Do a ratio analysis. Ratio analysis is exactly what HMRC does, so it’s a good idea if you do it before they do. Compare your own profit and loss forecast for this current year with the formal accounts for last year. Think along the lines of “are my travel costs this year in line with last year”? If expenses in the current year are significantly higher than the year before, you need to be ready to explain that extra cost in the event of a tax office enquiry.

Likewise, if one expense category in the current year is significantly lower than last year you might have missed some expenses. Think about anything that could have been overlooked and which needs to be put through the books . . . in these last few weeks . . . before your year end.

All these things should already be in the “plan, do, review” section of your business plan. What does your business plan actually say?

Tax Returns and IR Marks

These days, both personal tax returns and corporation tax returns are generated by us using software which has been approved by HMRC. The process includes the creation of a unique IR Mark which is established by applying a formula to the data in the return. This means that every tax return has a totally unique IR Mark.

We ask clients to check tax returns carefully to ensure that all income has been declared and that all allowances have been claimed. When you are satisfied that the return is correct and complete, HM Revenue & Customs will accept authorisation electronically.

We are permitted to file electronic tax returns only when we are satisfied that the IR Mark on our digital file is the same as the one on the document that you have approved. If any amendment is required to a tax return, then a fresh document needs to be prepared and sent out again for approval. That’s because the IR Mark changes after even the most elementary revision.

The Self Assessment tax return deadline normally falls ten months after the tax year ended, and you need to ensure it is submitted by 31 Jan. Please remember that in law, the responsibility for filing a tax return on time and for paying tax lies with you the taxpayer.

There are automatic penalties for late tax returns, so we encourage clients to approve them as soon as possible. Once submitted, we can provide details of the electronic proof of receipt.

Copyright Terms

Short extracts from any of our web sites, to the extent of one or two sentences, may be reproduced with a simple acknowledgement to their source.

Where any of our material is used on the web or in any other digital format, we would ask that you include a link to the relevant URL.

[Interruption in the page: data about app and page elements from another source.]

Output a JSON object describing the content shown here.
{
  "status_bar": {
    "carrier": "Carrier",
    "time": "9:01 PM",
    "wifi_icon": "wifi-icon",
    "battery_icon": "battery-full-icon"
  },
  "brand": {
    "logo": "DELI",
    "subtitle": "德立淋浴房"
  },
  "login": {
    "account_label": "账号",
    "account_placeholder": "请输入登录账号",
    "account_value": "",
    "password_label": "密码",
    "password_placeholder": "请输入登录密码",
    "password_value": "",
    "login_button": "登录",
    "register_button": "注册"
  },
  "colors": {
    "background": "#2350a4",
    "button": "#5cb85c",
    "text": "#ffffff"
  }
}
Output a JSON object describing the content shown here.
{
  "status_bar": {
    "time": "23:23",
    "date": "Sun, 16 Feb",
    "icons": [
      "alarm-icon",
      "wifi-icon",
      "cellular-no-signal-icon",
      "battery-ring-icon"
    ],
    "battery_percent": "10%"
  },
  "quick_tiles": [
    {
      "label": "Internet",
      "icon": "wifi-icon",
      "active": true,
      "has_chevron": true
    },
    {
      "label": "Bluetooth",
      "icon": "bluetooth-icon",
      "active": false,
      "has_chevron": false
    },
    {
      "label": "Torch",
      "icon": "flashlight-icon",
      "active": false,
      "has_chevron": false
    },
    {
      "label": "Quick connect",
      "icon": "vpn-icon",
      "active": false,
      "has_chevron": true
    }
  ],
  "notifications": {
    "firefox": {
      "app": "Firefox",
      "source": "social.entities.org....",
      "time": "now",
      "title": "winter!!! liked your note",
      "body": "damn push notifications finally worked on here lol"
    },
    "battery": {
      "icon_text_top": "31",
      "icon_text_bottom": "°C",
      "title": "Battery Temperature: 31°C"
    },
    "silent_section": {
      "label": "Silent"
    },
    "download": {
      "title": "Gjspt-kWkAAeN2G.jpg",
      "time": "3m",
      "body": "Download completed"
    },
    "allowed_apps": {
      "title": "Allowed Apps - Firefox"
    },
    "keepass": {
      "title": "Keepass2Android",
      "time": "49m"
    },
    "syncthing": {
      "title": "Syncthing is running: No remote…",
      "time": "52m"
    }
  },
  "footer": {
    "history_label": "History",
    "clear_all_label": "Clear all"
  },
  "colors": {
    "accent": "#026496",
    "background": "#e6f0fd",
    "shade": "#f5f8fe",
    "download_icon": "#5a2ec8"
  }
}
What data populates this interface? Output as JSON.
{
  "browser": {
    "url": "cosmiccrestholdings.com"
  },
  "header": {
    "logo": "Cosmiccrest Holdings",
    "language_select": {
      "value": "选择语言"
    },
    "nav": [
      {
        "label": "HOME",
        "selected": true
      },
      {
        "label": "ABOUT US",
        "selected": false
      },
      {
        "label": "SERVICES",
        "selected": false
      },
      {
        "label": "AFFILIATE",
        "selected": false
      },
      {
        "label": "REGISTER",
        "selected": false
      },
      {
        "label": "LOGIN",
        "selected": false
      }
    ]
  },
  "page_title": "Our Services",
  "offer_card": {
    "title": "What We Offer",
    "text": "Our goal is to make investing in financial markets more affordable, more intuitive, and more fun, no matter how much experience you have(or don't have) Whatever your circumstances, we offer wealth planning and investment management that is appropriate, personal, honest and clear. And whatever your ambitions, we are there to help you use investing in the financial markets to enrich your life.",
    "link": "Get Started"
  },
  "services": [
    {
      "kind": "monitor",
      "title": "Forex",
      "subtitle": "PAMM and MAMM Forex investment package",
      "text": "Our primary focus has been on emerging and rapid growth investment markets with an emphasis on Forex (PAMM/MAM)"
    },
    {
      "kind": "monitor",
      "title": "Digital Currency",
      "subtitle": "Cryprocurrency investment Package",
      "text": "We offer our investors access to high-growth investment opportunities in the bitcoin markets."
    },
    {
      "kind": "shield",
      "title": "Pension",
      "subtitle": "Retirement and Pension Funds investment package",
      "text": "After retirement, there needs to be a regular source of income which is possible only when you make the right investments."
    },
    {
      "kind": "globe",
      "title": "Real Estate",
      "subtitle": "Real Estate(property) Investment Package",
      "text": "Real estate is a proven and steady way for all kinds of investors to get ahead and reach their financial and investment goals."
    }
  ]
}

Longer extracts may be reproduced with our written consent. This will not be unreasonably withheld and all we ask is that you contact us, state the URL(s) and briefly outline your requirements.

Thank you.